#2: I am not a farmer, but enjoy your show. I agree that safety should probably be regulated, but as in all business, the "cheaters" always cause competitive issues. All the regulations in the world won't stop the "cheaters" from lowering costs by using underage/under trained labor. Family Farmers who use cheap child labor (including sons/daughters, who, by the way are learning "the trade" and disciplines of working) will, as usual, pay the biggest price trying to adhere to regulations. Big Corporations already are somewhat regulated by their own safety departments. So, I think what you advocate is probably going to hurt the "little guy" the most. Just an opinion. Bob in Indio, CA.
#3: No thanks. I do not want any more regulations. This sounds more like the "nanny state" taking care of us. We can take care of ourselves and as parents take care of and watch our children. Just because someone from OSHA slapped a sticker on my bin, doesn't mean I'm not going to crawl into it with crusted corn. I know this bunch in now would love nothing more than getting way more involved in our private property. Again, no thanks John. As the sign said, "You can't fix stupid!" To be honest, I was more than a little shocked by your comments. I guess for a while yet, we can still have our opinions. Good job with the show otherwise. Ghil R. Reese - Jerseyville, IL

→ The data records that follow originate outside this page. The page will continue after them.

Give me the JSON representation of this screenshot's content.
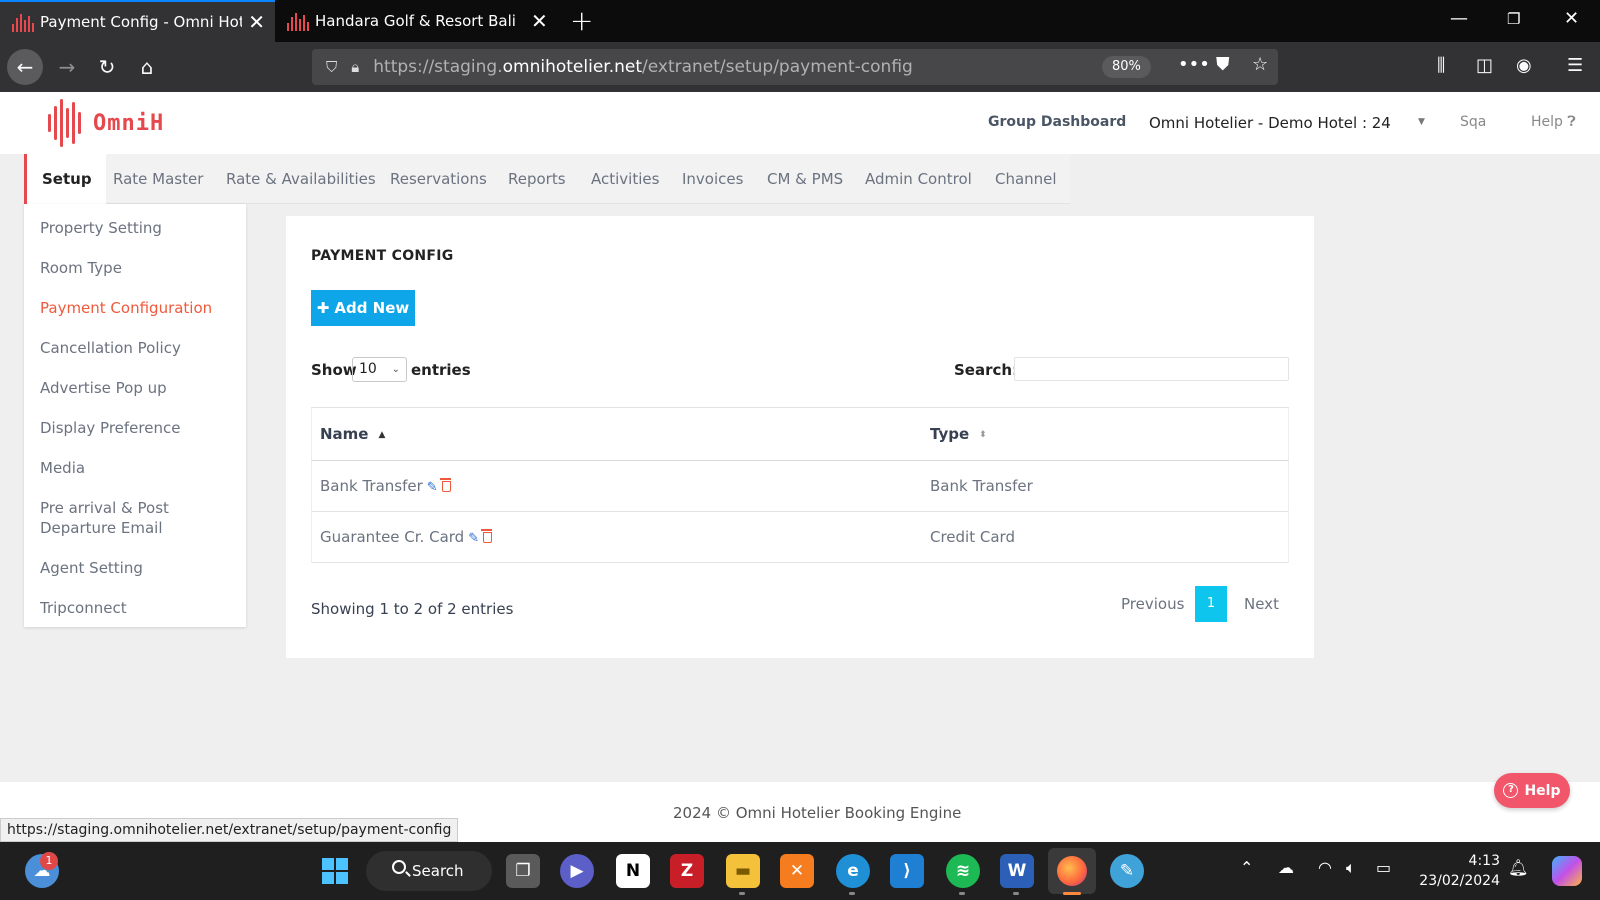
{
  "browser": {
    "tabs": [
      {
        "title": "Payment Config - Omni Hotelier",
        "active": true
      },
      {
        "title": "Handara Golf & Resort Bali",
        "active": false
      }
    ],
    "url_host_prefix": "https://staging.",
    "url_host": "omnihotelier.net",
    "url_path": "/extranet/setup/payment-config",
    "zoom": "80%"
  },
  "header": {
    "logo_text": "OmniH",
    "group_dashboard": "Group Dashboard",
    "hotel_select": "Omni Hotelier - Demo Hotel : 24",
    "user": "Sqa",
    "help": "Help"
  },
  "main_nav": [
    "Setup",
    "Rate Master",
    "Rate & Availabilities",
    "Reservations",
    "Reports",
    "Activities",
    "Invoices",
    "CM & PMS",
    "Admin Control",
    "Channel"
  ],
  "sidebar": [
    {
      "label": "Property Setting",
      "active": false
    },
    {
      "label": "Room Type",
      "active": false
    },
    {
      "label": "Payment Configuration",
      "active": true
    },
    {
      "label": "Cancellation Policy",
      "active": false
    },
    {
      "label": "Advertise Pop up",
      "active": false
    },
    {
      "label": "Display Preference",
      "active": false
    },
    {
      "label": "Media",
      "active": false
    },
    {
      "label": "Pre arrival & Post Departure Email",
      "active": false
    },
    {
      "label": "Agent Setting",
      "active": false
    },
    {
      "label": "Tripconnect",
      "active": false
    }
  ],
  "content": {
    "title": "PAYMENT CONFIG",
    "add_button": "Add New",
    "show_label": "Show",
    "entries_value": "10",
    "entries_label": "entries",
    "search_label": "Search:",
    "search_value": "",
    "columns": [
      "Name",
      "Type"
    ],
    "rows": [
      {
        "name": "Bank Transfer",
        "type": "Bank Transfer"
      },
      {
        "name": "Guarantee Cr. Card",
        "type": "Credit Card"
      }
    ],
    "info": "Showing 1 to 2 of 2 entries",
    "pagination": {
      "previous": "Previous",
      "current": "1",
      "next": "Next"
    }
  },
  "footer": {
    "copyright": "2024 © Omni Hotelier Booking Engine"
  },
  "help_button": "Help",
  "status_url": "https://staging.omnihotelier.net/extranet/setup/payment-config",
  "taskbar": {
    "search_label": "Search",
    "notification_count": "1",
    "time": "4:13",
    "date": "23/02/2024"
  },
  "colors": {
    "accent": "#e5484d",
    "primary": "#0ea5e9",
    "active_sidebar": "#f05a3c",
    "page_current": "#0ec5ee"
  }
}
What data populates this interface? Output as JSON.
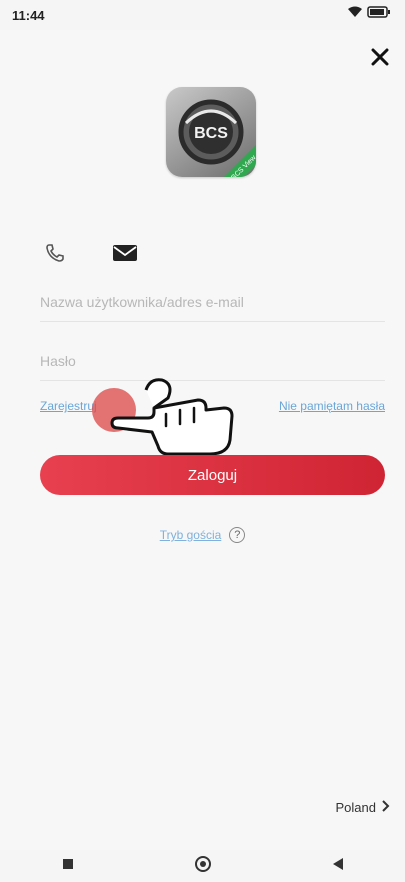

#4: John, Puh-leeeeze! (regarding your suggestion that we need OSHA on our farms) Tell me when has more government in our lives made things better???? Bumbling bureaucrats on my farm telling me what my common sense already knows??? I think not!!! Linda Ulrich - Laredo, MO